In the material below, how many lines contain "icon"? Answer with the number alone.

^^^^^^^^^^^^^^^^

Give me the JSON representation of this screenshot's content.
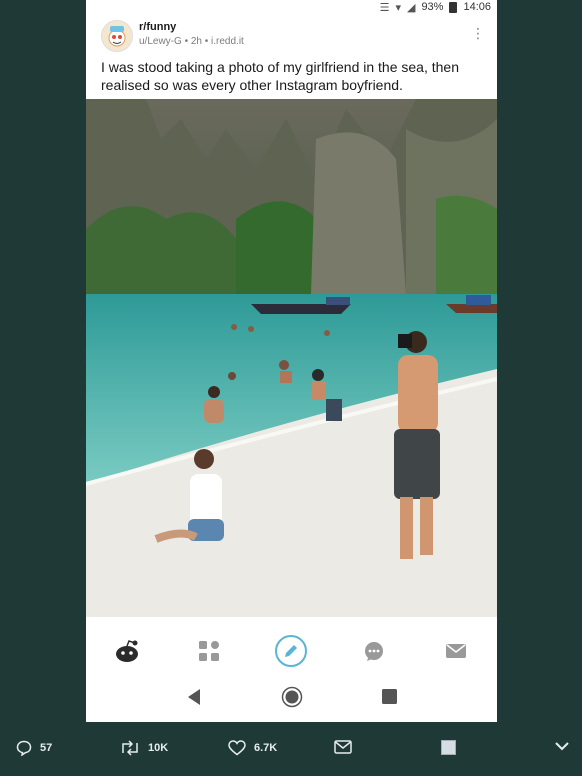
{
  "status_bar": {
    "battery": "93%",
    "time": "14:06"
  },
  "post": {
    "subreddit": "r/funny",
    "meta": "u/Lewy-G • 2h • i.redd.it",
    "title": "I was stood taking a photo of my girlfriend in the sea, then realised so was every other Instagram boyfriend."
  },
  "bottom_nav": [
    "home-icon",
    "communities-icon",
    "create-post-icon",
    "chat-icon",
    "inbox-icon"
  ],
  "system_nav": [
    "back-icon",
    "home-circle-icon",
    "recents-icon"
  ],
  "tweet_actions": {
    "replies": "57",
    "retweets": "10K",
    "likes": "6.7K"
  },
  "colors": {
    "background": "#1f3a36",
    "accent": "#5ab4d4",
    "sea": "#4fb3ad",
    "sand": "#eceae4"
  }
}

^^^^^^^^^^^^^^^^

▶ Task response
8